What the exercise asks: Your task is to work out how many lines in the data that follows hold "message" and to state that number alone.
[Opening Available data section]
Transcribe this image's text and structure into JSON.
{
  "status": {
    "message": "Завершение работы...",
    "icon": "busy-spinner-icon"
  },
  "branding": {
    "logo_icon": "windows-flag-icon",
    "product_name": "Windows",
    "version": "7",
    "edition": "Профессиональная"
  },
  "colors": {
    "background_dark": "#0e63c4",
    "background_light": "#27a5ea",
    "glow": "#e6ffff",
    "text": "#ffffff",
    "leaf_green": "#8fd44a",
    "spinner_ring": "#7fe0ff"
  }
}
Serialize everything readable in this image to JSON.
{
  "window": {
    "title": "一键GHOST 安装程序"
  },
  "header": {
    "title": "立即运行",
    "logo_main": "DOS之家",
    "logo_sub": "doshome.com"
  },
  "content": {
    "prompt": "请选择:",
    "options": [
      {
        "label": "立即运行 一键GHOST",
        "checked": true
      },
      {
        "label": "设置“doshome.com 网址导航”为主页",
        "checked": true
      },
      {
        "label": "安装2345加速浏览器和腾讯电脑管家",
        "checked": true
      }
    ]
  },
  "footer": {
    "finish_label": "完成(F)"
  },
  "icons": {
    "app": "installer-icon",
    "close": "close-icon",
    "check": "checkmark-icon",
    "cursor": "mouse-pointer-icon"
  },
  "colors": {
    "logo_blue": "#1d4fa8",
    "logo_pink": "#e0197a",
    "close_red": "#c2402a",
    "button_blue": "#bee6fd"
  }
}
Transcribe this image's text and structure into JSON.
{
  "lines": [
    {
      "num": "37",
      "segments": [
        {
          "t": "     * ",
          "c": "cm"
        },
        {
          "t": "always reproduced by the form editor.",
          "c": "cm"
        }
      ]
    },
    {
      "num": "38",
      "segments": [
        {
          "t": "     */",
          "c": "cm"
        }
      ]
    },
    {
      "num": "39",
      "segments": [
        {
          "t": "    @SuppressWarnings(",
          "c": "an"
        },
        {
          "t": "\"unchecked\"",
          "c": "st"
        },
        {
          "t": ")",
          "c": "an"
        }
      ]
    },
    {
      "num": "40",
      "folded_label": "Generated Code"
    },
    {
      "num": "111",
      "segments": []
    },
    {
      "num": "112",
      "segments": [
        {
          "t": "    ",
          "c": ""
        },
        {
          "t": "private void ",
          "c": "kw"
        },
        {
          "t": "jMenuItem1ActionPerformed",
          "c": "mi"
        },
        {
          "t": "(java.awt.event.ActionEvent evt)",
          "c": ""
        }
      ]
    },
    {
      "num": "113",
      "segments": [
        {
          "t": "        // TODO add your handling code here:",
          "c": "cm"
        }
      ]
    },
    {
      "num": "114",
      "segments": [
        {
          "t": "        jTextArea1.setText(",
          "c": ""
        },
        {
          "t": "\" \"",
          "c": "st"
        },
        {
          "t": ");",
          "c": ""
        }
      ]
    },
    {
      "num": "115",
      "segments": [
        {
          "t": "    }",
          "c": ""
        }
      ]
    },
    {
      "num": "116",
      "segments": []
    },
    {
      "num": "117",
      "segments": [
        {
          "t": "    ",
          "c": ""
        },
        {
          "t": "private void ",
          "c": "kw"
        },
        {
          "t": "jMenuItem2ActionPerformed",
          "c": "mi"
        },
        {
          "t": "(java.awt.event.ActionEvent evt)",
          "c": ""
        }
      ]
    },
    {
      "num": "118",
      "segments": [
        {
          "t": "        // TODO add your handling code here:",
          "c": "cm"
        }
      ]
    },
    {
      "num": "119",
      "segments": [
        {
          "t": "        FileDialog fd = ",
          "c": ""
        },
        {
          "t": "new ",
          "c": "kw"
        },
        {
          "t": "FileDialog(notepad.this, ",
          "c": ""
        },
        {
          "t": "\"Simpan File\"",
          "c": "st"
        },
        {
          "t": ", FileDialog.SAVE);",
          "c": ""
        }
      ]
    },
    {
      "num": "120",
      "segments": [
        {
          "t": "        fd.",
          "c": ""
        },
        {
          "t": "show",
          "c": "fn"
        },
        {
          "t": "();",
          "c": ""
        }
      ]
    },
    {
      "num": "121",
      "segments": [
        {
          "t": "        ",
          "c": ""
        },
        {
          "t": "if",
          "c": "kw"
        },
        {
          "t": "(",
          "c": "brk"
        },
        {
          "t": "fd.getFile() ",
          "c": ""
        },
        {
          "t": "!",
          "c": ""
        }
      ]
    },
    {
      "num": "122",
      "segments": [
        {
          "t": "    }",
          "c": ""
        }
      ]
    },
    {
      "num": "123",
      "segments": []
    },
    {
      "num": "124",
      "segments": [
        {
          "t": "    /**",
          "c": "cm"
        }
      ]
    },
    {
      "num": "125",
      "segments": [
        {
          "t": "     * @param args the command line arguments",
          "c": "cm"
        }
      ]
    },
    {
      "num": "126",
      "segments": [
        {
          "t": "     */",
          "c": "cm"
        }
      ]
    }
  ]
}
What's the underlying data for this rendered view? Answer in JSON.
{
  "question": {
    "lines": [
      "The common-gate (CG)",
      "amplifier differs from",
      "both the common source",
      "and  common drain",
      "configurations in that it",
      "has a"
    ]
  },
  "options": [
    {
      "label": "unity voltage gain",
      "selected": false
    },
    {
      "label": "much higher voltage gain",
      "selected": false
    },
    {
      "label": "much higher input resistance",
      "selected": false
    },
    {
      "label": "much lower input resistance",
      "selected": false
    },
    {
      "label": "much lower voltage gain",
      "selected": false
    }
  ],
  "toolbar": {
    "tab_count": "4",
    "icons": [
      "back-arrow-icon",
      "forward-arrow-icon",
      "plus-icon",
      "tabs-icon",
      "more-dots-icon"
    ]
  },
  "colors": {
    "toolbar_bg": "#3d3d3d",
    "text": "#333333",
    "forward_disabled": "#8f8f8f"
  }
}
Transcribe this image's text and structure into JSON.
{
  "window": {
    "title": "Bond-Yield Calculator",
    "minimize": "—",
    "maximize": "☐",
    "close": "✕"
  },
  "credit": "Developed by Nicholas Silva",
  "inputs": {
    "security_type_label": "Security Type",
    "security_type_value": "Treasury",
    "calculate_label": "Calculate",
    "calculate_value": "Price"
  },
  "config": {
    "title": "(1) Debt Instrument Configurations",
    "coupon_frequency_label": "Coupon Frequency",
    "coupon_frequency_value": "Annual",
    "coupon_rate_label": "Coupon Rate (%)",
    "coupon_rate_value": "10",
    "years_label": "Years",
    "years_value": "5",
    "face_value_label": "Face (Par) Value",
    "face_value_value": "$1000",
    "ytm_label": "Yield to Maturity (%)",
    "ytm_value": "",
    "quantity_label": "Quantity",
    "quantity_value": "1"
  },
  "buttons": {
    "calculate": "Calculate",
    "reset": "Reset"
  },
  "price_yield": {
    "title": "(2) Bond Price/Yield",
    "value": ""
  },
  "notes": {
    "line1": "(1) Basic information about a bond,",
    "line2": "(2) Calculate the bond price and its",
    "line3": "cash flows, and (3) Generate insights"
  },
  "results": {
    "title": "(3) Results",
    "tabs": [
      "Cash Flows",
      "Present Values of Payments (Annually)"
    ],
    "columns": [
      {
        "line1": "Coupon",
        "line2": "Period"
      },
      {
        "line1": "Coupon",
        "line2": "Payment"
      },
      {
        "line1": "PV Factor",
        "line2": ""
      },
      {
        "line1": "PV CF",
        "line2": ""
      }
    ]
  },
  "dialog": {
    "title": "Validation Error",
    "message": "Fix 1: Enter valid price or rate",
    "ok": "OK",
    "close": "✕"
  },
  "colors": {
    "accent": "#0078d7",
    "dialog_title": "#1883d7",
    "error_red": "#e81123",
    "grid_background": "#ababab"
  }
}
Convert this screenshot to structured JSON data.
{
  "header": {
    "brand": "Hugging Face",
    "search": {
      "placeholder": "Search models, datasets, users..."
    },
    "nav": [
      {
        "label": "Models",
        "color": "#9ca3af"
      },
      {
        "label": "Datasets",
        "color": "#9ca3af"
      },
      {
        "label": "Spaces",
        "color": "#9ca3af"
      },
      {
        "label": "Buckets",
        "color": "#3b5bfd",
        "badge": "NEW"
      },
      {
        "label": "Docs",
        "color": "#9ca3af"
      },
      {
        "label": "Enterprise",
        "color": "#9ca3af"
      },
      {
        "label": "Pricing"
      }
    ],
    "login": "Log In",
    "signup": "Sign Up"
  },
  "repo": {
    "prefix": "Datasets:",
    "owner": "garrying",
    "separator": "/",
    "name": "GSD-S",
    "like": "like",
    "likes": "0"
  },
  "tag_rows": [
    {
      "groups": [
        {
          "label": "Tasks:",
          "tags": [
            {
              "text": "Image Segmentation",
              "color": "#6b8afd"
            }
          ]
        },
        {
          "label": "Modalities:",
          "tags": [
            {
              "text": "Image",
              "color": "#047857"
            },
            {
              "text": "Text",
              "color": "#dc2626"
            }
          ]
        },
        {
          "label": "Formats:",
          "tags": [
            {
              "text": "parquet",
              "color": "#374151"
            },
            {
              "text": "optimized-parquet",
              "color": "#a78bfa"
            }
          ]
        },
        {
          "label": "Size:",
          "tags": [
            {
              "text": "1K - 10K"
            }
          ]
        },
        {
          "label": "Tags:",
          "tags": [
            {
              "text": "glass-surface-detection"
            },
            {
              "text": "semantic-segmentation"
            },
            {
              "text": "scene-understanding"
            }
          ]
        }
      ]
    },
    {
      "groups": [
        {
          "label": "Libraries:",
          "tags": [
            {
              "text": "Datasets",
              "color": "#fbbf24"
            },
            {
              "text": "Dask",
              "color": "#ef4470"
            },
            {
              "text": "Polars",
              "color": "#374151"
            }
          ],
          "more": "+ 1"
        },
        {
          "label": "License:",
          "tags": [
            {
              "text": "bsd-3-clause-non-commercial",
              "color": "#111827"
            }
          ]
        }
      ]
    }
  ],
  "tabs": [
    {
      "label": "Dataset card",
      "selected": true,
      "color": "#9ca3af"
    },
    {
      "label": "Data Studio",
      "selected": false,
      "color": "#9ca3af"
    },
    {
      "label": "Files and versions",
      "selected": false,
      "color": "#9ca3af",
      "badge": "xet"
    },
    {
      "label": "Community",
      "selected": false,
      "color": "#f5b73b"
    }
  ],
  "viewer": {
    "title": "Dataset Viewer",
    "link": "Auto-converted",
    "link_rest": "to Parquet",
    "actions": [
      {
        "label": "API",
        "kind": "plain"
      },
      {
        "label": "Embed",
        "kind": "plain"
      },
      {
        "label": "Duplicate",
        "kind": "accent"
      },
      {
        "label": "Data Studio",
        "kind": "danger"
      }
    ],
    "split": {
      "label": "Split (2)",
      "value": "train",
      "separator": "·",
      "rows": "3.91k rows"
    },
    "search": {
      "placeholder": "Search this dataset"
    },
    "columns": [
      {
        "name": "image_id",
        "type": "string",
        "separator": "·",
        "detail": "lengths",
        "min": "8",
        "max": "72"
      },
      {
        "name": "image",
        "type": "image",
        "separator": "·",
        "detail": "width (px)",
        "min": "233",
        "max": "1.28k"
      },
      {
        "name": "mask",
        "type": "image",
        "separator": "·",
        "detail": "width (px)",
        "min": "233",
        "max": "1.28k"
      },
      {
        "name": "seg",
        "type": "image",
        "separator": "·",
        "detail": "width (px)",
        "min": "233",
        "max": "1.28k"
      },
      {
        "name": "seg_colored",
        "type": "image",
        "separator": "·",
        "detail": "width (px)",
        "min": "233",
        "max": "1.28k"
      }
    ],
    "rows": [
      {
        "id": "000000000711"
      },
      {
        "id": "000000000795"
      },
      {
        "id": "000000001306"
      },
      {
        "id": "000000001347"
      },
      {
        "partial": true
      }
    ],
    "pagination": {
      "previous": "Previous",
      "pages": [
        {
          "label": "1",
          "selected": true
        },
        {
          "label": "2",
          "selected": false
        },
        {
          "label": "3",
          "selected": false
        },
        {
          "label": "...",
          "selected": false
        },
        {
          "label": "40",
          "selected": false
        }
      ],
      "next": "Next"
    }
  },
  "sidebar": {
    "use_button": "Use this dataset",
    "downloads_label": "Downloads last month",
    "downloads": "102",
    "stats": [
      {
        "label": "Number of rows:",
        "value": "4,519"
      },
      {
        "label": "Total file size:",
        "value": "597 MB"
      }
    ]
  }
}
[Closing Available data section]
Completed exercise: 2